We all know Australia has a culture of drinking, but I didn’t really understand it until I decided to do Dry July. Then, I suddenly tuned in. There’s barely a TV program/episode/movie that I watch that doesn’t have someone drinking alcohol in it. Perhaps I watch the wrong shows, but it’s just so normal.
Every time we socialise, whether at our house, someone else’s, or at a restaurant, drinking happens. The final trigger for me was when we went on a picnic for a 2 year old’s birthday party, and there was alcohol. Why? Why do we need alcohol at a party for a toddler? So, I decided I would walk the talk, and abstain. Although we don’t have kids, I’d rather show an alternative—that it’s OK not to drink. It’s kind of a cop-out, because it’s much easier to say “I’m not drinking in 2018” than it is to explain my newfound awareness (and sound like I’m being Judgy McJudgeface).
So far, most people have just shrugged and accepted when I’ve said it. NBD, if you will. Also, I haven’t missed it at all.

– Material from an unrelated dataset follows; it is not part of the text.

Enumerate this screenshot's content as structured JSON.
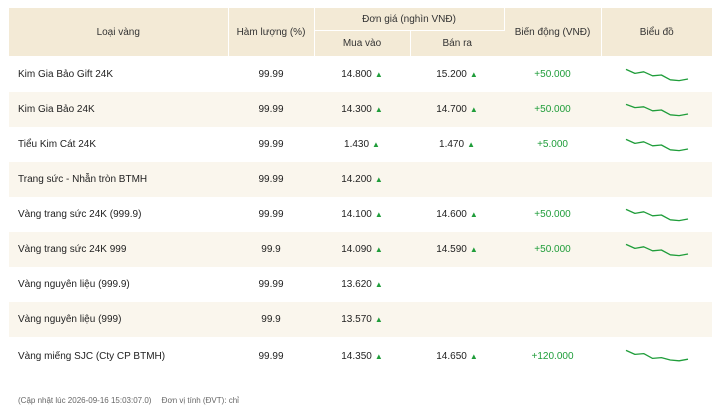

I use (and totally love) YNAB to track my spends and budget. Mr. ETT doesn’t exactly love it, but he does use it—super important when more than one person is involved in spending money. YNAB offers a 34 day free trial period. If you try YNAB and after your free 34 days, you love it as much as I do, then by signing up through this link, both of us will get a free month in our subscriptions!